By forcefully embedding two silicon atoms in a diamond matrix, Sandia researchers have demonstrated for the first time on a single chip all the components needed to create a quantum bridge to link quantum computers together.

"People have already built small quantum computers," says Sandia researcher Ryan Camacho. "Maybe the first useful one won't be a single giant quantum computer...

Im Focus: New Products - Highlights of COMPAMED 2016

COMPAMED has become the leading international marketplace for suppliers of medical manufacturing. The trade fair, which takes place every November and is co-located to MEDICA in Dusseldorf, has been steadily growing over the past years and shows that medical technology remains a rapidly growing market.

In 2016, the joint pavilion by the IVAM Microtechnology Network, the Product Market “High-tech for Medical Devices”, will be located in Hall 8a again and will...

Im Focus: Ultra-thin ferroelectric material for next-generation electronics

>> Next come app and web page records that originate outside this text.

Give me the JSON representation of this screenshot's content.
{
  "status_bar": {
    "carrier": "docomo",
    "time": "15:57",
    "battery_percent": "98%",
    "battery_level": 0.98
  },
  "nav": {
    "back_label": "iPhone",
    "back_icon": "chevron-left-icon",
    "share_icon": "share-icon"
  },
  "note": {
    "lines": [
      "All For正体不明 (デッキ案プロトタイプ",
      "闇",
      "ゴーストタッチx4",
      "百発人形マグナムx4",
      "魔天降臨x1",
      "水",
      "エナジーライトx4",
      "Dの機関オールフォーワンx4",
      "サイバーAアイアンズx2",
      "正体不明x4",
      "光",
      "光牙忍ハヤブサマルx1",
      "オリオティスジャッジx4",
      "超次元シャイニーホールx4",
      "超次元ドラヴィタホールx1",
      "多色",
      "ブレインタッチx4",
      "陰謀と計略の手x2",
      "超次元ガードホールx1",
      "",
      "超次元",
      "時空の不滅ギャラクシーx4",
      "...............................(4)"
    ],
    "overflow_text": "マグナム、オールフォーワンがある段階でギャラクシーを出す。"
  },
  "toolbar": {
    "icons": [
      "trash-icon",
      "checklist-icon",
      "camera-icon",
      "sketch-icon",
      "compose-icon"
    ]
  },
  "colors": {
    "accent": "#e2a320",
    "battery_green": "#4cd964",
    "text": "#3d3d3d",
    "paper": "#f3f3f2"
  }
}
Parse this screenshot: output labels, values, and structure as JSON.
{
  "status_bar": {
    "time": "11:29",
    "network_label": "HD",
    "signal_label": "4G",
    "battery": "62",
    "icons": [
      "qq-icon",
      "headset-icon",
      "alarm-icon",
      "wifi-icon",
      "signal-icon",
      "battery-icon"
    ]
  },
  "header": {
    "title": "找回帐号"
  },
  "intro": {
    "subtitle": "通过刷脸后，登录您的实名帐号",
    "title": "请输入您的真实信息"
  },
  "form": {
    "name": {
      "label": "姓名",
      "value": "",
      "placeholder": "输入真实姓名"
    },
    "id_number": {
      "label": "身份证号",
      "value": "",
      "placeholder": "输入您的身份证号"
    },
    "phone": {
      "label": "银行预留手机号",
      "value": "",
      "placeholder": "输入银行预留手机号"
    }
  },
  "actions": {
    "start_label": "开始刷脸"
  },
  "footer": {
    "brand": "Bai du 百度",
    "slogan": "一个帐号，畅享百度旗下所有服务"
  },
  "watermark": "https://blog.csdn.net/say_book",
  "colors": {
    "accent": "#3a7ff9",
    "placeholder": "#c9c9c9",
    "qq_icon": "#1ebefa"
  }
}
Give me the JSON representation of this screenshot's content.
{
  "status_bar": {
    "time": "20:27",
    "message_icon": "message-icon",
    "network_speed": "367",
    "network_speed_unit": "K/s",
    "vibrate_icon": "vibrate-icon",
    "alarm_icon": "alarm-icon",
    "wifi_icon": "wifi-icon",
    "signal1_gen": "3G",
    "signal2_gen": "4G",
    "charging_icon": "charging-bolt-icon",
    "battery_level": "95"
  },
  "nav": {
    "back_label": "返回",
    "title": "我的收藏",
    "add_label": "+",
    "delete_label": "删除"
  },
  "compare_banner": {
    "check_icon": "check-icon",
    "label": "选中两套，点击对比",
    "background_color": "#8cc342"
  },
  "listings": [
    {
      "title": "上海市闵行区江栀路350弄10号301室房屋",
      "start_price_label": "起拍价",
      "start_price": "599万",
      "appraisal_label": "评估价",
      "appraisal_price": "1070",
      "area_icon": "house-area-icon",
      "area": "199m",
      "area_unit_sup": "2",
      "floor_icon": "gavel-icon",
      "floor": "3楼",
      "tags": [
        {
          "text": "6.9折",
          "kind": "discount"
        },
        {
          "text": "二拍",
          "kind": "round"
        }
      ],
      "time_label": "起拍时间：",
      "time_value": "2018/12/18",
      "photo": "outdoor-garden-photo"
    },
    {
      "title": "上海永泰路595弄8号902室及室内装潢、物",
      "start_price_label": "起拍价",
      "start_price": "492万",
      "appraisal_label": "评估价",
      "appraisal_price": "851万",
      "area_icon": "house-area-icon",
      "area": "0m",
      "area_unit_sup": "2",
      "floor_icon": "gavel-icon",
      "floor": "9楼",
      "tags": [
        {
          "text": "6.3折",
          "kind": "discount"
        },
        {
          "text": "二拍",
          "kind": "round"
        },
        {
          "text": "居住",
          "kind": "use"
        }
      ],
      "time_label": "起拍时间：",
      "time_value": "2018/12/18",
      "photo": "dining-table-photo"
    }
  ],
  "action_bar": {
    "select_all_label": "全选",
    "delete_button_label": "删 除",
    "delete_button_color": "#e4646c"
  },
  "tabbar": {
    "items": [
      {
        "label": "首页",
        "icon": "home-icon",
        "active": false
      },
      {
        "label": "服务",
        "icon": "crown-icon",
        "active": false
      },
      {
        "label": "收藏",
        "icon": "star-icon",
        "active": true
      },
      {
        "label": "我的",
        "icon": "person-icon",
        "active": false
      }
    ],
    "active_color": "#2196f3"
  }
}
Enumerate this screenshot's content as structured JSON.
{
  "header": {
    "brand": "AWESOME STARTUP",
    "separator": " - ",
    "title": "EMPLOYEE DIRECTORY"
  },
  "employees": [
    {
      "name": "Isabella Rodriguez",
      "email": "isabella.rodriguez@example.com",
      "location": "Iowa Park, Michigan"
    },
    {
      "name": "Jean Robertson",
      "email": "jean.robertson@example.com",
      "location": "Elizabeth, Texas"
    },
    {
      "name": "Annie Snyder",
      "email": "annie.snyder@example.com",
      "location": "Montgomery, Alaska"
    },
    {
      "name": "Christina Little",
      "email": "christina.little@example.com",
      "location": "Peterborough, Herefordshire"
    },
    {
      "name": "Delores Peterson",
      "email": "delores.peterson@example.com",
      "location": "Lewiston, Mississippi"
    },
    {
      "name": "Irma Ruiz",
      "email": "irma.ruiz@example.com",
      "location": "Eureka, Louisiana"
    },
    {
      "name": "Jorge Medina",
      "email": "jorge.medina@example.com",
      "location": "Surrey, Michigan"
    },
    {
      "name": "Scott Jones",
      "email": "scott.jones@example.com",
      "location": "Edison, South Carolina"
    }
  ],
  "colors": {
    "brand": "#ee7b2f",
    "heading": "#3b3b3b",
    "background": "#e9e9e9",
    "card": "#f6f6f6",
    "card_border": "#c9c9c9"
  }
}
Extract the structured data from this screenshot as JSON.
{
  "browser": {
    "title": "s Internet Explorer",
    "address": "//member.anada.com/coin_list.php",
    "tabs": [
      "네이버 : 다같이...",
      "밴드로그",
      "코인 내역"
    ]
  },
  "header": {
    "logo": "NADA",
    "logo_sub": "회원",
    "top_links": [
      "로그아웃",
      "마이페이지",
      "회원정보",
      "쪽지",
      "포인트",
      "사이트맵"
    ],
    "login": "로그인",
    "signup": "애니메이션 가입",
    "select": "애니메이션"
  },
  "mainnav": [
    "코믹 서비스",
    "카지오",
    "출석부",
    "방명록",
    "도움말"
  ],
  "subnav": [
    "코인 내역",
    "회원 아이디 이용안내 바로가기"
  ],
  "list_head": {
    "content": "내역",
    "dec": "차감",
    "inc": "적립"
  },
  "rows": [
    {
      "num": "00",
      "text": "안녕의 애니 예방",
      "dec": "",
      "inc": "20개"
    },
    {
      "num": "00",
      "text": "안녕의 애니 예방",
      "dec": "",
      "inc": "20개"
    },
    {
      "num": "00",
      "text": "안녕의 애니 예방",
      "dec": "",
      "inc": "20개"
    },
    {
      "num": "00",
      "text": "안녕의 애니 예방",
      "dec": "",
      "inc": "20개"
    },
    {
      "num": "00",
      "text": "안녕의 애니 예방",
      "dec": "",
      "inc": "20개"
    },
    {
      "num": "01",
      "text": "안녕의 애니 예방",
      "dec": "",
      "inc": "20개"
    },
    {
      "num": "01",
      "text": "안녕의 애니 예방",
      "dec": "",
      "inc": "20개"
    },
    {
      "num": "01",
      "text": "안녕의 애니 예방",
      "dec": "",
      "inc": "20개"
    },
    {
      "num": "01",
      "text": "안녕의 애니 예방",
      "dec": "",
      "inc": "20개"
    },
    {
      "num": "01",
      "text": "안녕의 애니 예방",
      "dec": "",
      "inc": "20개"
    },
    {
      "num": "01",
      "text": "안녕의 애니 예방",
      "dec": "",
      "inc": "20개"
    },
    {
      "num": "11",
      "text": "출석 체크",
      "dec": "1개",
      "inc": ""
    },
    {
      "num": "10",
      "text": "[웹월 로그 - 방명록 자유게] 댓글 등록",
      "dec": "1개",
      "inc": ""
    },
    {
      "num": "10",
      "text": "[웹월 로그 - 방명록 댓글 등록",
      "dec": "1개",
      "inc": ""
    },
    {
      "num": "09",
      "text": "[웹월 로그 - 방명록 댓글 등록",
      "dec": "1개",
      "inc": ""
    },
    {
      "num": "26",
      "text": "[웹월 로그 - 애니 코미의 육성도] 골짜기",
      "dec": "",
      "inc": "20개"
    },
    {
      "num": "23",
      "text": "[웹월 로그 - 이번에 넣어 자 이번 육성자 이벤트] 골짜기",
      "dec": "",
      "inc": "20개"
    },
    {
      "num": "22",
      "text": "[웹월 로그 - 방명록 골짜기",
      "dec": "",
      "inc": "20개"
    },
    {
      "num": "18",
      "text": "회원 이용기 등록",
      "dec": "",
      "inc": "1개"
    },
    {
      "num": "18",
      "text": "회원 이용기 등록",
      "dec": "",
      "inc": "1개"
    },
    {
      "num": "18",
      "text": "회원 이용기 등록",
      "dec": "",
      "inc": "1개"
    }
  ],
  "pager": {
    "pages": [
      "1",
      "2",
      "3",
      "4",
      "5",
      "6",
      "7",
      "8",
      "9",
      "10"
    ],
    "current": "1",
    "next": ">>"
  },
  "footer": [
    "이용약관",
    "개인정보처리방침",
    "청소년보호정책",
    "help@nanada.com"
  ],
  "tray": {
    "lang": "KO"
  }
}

'Ferroelectric' materials can switch between different states of electrical polarization in response to an external electric field. This flexibility means they show promise for many applications, for example in electronic devices and computer memory. Current ferroelectric materials are highly valued for their thermal and chemical stability and rapid electro-mechanical responses, but creating a material that is scalable down to the tiny sizes needed for technologies like silicon-based semiconductors (Si-based CMOS) has proven challenging.

Now, Hiroshi Funakubo and co-workers at the Tokyo Institute of Technology, in collaboration with researchers across Japan, have conducted experiments to...

All Focus news of the innovation-report >>>



Event News

#IC2S2: When Social Science meets Computer Science - GESIS will host the IC2S2 conference 2017

14.10.2016 | Event News

Agricultural Trade Developments and Potentials in Central Asia and the South Caucasus

14.10.2016 | Event News

World Health Summit – Day Three: A Call to Action

12.10.2016 | Event News

Latest News

Resolving the mystery of preeclampsia

21.10.2016 | Health and Medicine

Stanford researchers create new special-purpose computer that may someday save us billions

21.10.2016 | Information Technology

From ancient fossils to future cars

21.10.2016 | Materials Sciences

More VideoLinks >>>